| WORK INSTRUCTIONS |
Read the entries below and pull out each line with the string "JSON".

| DATASET |
──────────────────────────────
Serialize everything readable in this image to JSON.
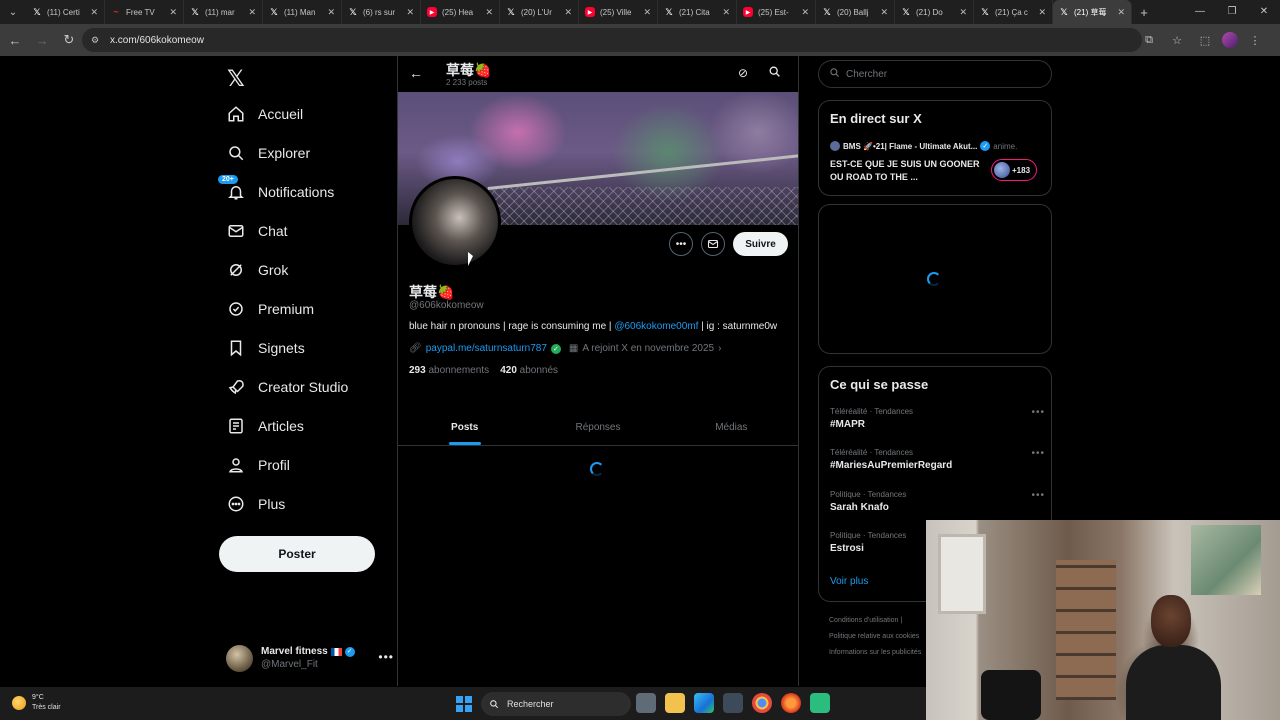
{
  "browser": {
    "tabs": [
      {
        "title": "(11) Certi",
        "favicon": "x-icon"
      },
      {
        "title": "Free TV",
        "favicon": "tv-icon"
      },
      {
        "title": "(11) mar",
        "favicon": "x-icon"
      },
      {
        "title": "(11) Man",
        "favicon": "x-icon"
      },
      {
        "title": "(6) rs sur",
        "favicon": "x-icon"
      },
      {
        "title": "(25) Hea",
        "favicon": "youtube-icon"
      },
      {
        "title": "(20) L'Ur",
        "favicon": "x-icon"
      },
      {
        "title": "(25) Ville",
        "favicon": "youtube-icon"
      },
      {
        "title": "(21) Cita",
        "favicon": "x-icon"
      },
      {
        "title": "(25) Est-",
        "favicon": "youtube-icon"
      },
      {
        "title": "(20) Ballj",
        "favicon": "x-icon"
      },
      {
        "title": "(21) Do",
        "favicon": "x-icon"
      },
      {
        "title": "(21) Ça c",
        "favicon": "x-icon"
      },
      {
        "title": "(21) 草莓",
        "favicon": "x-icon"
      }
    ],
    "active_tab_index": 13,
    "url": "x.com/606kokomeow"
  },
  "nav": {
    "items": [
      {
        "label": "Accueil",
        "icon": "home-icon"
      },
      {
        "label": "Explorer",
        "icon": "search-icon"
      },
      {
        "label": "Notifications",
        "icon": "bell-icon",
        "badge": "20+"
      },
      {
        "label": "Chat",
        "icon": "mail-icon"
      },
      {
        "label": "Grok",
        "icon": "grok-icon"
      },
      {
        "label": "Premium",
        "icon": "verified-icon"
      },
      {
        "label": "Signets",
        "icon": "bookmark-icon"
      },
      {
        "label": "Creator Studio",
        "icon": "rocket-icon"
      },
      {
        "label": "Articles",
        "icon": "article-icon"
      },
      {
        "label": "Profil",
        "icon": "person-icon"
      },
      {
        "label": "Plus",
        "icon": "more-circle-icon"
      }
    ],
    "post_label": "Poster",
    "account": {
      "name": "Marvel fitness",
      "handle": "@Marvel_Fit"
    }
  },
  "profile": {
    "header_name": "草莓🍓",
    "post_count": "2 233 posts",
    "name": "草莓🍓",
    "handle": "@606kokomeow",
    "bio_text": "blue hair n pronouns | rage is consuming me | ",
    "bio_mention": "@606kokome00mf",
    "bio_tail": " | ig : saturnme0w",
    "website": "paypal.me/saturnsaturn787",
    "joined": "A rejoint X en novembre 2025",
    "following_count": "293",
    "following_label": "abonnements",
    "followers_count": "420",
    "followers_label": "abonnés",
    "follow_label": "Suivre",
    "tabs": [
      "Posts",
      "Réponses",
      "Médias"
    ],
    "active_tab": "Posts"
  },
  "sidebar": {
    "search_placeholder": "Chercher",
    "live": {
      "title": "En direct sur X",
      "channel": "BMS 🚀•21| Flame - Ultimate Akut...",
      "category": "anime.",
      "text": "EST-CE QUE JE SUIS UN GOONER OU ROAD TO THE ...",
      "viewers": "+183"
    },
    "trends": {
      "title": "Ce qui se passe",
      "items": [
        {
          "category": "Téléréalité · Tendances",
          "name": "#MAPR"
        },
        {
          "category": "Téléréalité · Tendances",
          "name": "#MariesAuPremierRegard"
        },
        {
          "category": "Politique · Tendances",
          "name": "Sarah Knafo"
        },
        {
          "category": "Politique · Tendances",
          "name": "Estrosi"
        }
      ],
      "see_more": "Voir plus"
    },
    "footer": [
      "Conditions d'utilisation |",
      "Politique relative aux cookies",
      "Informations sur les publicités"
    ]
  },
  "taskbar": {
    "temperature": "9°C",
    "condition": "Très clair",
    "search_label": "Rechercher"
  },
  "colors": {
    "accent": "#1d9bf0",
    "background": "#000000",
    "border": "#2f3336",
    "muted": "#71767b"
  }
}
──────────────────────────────
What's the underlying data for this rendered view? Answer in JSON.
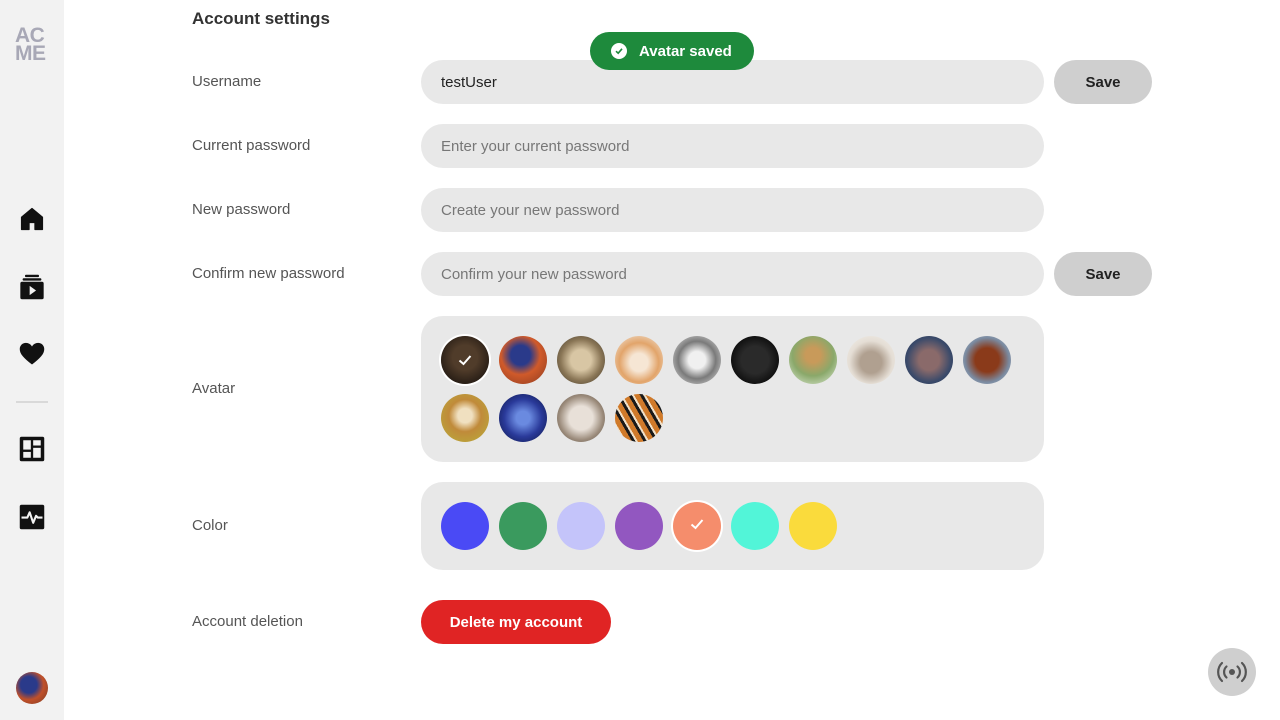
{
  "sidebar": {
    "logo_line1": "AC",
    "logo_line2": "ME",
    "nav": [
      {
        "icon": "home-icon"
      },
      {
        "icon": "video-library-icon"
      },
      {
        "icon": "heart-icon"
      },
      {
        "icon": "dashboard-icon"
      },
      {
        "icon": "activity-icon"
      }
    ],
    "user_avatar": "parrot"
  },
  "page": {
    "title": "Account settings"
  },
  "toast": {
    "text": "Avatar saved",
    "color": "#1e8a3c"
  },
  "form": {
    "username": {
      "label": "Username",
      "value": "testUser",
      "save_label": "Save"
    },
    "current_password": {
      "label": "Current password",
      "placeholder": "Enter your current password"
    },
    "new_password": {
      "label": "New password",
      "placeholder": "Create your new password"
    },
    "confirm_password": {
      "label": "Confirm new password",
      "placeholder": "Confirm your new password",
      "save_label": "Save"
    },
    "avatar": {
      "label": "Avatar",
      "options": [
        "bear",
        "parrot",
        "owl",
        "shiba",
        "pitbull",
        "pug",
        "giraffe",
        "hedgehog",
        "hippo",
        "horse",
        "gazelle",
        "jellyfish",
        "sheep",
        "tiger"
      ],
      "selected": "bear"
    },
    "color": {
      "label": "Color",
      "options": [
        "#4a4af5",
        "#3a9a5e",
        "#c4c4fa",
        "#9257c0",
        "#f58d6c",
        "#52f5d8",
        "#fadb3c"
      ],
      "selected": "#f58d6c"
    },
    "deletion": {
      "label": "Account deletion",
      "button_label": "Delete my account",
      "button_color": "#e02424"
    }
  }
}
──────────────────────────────
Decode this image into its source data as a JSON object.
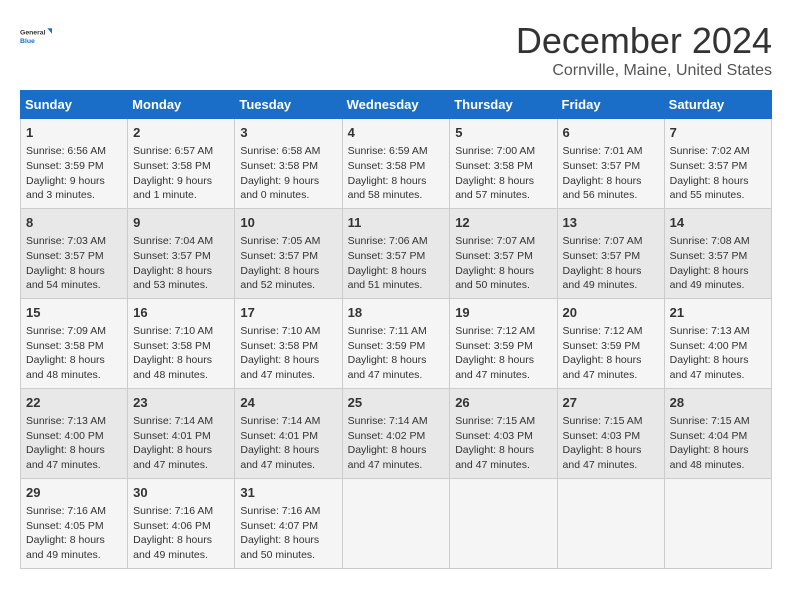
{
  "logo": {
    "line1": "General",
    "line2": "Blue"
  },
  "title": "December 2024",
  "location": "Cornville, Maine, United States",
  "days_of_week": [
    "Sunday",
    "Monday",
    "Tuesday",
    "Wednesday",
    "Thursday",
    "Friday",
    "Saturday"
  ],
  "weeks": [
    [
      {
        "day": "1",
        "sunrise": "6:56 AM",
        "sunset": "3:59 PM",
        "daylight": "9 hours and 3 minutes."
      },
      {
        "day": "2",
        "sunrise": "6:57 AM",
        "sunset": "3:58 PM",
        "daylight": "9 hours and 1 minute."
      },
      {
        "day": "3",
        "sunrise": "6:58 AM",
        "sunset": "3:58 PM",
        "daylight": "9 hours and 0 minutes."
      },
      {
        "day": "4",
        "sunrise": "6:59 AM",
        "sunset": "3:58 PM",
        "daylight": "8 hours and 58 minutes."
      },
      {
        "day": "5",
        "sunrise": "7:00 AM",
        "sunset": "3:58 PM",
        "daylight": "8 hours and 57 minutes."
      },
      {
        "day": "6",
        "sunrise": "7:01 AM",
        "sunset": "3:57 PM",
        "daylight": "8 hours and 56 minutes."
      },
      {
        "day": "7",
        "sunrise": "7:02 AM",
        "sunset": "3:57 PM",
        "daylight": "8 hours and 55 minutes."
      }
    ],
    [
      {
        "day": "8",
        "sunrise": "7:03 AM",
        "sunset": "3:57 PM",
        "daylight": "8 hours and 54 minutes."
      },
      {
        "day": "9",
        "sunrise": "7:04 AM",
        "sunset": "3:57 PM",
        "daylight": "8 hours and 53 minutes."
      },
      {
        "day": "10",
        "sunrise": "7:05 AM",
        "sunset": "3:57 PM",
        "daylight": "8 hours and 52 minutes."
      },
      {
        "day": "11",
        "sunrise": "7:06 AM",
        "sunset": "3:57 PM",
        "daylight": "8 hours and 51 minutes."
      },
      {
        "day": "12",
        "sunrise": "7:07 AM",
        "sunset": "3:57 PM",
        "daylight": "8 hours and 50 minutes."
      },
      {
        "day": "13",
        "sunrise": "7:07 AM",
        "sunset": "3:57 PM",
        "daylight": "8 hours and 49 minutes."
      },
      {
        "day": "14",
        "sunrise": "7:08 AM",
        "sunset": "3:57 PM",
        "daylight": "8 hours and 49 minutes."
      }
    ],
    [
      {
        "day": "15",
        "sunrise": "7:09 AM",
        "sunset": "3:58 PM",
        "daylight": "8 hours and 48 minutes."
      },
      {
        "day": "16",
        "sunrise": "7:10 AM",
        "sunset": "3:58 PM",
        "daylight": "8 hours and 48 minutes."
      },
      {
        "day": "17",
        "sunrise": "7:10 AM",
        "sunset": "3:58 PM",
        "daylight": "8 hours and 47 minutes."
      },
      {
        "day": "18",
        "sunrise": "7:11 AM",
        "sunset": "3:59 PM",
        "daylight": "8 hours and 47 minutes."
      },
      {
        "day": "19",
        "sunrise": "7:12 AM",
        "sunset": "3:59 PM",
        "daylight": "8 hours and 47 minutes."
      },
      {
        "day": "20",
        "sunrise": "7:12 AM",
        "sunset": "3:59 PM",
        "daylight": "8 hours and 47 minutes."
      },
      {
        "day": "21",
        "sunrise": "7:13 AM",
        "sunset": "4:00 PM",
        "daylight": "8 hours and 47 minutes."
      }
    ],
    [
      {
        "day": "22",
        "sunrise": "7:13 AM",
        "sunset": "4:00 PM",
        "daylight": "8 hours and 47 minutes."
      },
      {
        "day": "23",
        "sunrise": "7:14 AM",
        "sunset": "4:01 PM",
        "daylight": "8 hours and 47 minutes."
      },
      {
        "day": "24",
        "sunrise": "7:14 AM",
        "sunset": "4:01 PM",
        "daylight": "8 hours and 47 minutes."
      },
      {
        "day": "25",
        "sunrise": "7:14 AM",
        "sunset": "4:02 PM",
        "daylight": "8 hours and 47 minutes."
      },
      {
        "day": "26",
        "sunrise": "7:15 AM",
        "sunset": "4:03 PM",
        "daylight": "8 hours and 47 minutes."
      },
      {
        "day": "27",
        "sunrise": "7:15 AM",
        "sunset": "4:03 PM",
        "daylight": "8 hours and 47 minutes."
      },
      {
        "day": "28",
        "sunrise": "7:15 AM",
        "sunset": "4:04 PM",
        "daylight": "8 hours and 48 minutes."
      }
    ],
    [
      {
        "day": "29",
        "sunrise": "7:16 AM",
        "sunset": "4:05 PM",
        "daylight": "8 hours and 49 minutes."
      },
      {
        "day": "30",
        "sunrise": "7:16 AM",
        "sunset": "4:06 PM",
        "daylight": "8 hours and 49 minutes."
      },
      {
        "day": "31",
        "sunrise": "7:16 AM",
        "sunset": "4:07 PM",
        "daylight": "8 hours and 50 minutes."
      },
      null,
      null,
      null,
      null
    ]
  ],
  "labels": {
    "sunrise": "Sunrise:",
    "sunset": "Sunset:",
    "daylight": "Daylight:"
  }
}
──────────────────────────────
| TASK OUTPUT |
Serialize everything readable in this image to JSON.
What's the underlying data for this rendered view? Answer in JSON.
Decode this image into its source data as a JSON object.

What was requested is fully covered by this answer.